Work required: Looking through the data below, work out how many lines have the word "facebook". Reply with that number only.

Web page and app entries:
+ + + + +

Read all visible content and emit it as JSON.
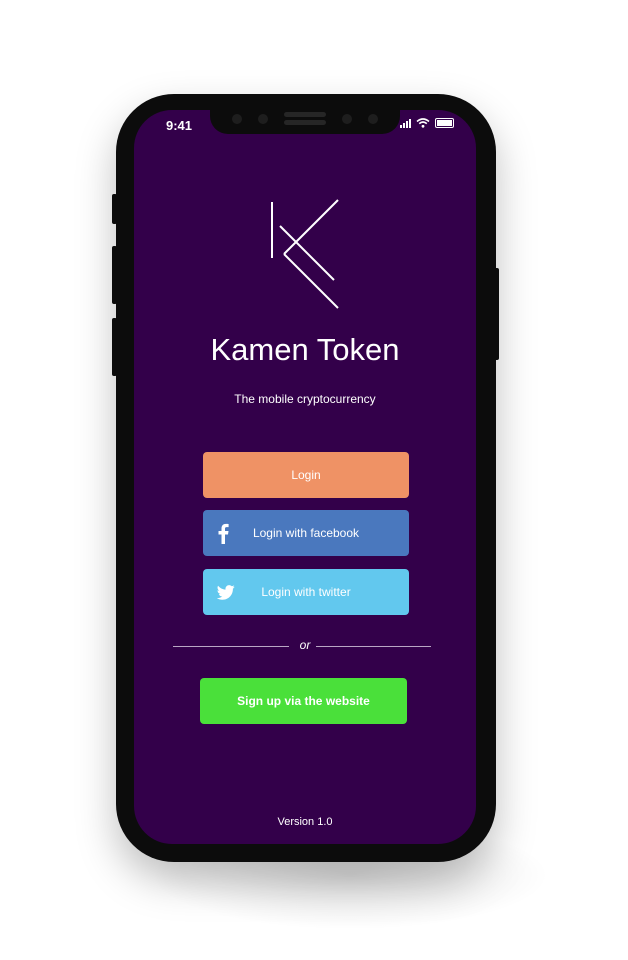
{
  "status_bar": {
    "time": "9:41"
  },
  "app": {
    "title": "Kamen Token",
    "subtitle": "The mobile cryptocurrency",
    "version": "Version 1.0"
  },
  "buttons": {
    "login": "Login",
    "facebook": "Login with facebook",
    "twitter": "Login with twitter",
    "signup": "Sign up via the website"
  },
  "divider": {
    "text": "or"
  },
  "icons": {
    "logo": "k-logo",
    "facebook": "facebook-icon",
    "twitter": "twitter-icon",
    "signal": "signal-icon",
    "wifi": "wifi-icon",
    "battery": "battery-icon"
  },
  "colors": {
    "background": "#33004a",
    "login": "#ef9265",
    "facebook": "#4a78be",
    "twitter": "#62c8ee",
    "signup": "#4ae03a"
  }
}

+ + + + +

Output for this task: 3